The piano trio: It's a stately, functional staple of jazz. From the famed '50s and '60s trios of Bill Evans through the present-day groups of Brad Mehldau, the configuration of piano, bass and drums has created everything from impressionistic portraits of the blues to gallant exhibitions of swing.
But there is a reason such a setting is called a piano trio. Inevitably, the band interplay is built around the lead voice of a keyboard. That's the part Marcus Roberts is out to modify — if not change outright — when he performs his first Lexington concert in nearly two decades Friday night at the Opera House.
"What we're ultimately about is a philosophy of playing," Roberts said. "It's about bringing the bass and drums to more of an equal position in the trio. A lot of that has to do with how the music is arranged. If it is arranged the right way, the bass and drums can participate a lot more in determining the musical direction, the rhythm, the grooves we play, the tempos, even the form, depending on how well thought out it is. That's the basic goal of it, to increase the power of the trio's sound through making the drums and bass more equal in what is being featured."
Such equality is often born of band spirit. On Roberts' 2013 album, From Rags to Rhythm, the pianist's longtime trio mates — bassist Rodney Jordan and drummer Jason Marsalis — create solo, duo and trio exchanges that purposely de-emphasize the piano's dominance. (Program note: Roberts' original trio drummer, Herlin Riley, who backed the pianist on his landmark 1989 album Deep in the Shed, will sub for Marsalis at Friday's performance.).
On the surface, such diplomacy might seem a deterrent to Roberts' enormous instrumental vocabulary, which covers rich stride styles, deep New Orleans rhythms (no mean trick, given that he is a native Floridian) and the performance inspirations of myriad piano giants (from Scott Joplin to Thelonious Monk). But another influence is at work in Roberts' music — namely, the bandleading abilities the pianist absorbed through an '80s apprenticeship with Wynton Marsalis (elder brother of Jason Marsalis).
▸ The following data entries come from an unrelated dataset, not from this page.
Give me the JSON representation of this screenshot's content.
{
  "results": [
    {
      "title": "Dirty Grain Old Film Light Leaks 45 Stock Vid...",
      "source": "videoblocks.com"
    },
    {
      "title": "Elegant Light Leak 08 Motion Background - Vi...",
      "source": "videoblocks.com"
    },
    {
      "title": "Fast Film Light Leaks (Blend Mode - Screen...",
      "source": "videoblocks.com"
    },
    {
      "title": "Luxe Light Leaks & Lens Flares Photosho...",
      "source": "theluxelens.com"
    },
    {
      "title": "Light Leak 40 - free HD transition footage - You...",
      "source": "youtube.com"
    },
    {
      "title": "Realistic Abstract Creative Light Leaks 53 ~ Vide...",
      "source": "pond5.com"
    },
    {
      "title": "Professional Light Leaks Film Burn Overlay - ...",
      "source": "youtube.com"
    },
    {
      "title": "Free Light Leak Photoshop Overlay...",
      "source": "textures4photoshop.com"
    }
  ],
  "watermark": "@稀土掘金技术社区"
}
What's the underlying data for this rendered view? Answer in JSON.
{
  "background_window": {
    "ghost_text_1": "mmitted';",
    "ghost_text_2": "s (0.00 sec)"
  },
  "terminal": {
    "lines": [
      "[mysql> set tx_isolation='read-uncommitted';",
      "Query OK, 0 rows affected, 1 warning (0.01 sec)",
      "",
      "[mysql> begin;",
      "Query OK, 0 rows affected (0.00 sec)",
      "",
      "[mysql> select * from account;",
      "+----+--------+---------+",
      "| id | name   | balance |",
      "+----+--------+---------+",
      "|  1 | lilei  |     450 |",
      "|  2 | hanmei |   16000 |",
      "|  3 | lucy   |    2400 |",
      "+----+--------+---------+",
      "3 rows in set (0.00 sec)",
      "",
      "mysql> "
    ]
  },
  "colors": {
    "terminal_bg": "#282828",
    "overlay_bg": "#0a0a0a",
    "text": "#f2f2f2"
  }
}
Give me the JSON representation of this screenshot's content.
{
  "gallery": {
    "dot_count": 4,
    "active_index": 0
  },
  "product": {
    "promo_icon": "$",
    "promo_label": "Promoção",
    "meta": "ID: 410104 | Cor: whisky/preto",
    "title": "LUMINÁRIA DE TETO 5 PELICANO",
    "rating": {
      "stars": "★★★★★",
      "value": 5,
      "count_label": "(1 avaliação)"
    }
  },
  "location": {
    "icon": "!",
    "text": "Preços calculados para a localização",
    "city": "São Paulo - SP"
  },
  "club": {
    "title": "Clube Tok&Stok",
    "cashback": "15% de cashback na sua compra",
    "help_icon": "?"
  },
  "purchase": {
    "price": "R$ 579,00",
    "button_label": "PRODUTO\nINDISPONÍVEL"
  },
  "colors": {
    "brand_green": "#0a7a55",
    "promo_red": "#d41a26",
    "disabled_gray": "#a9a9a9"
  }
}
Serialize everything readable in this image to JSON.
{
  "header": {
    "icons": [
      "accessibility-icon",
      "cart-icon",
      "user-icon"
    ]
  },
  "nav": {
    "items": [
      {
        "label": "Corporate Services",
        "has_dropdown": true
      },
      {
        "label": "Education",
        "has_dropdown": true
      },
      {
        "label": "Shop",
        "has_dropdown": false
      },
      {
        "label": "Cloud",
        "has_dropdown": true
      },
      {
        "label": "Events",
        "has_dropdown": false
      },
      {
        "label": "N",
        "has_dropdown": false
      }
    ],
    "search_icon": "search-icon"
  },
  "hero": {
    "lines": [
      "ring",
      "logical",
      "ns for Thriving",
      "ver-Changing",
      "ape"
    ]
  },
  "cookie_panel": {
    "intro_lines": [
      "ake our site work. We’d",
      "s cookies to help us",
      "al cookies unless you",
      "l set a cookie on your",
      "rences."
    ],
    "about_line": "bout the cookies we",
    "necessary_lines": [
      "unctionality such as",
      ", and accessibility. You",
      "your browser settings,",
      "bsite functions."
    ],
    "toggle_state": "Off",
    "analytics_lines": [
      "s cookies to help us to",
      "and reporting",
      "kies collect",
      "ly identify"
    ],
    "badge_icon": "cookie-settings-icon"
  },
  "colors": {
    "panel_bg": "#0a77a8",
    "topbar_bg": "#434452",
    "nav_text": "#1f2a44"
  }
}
"Wynton hired me at a point where, honestly, I don't know if anybody else really wanted to or was as open as he was to it," Roberts said. "But he was willing to give me a chance. That was a very important opportunity for me."
A Jacksonville, Fla., native, Roberts lost his sight as a child as a result of glaucoma. Living with blindness as he worked, taught (as associate professor of jazz studies at Florida State University) and excelled as a jazz artist with a catalog of more than 20 albums has proved to be largely an exercise in attitude.
"It's a disability," he said. "That means there is something that just doesn't work at all. So what you have to do is make sure that disability doesn't get in the way of what you want to do. My mother raised us, and she is totally blind. That helped me grow up without any attitude toward the disability that made me a victim. That's the first thing.
"The second thing deals with the music. I've always prided myself on being a total, complete musician. I certainly use my ears, of course. I like to do things naturally. But I also learned how to read Braille music notation and I've learned enough about print music notation to dictate print music to people. In other words, the key thing is to make sure the disability in no way limits what it is you can do or want to do.
"That might require you to use your other senses more or sacrifice a lot of time to learn new things. Whatever you need to do, then that's what you've got to do."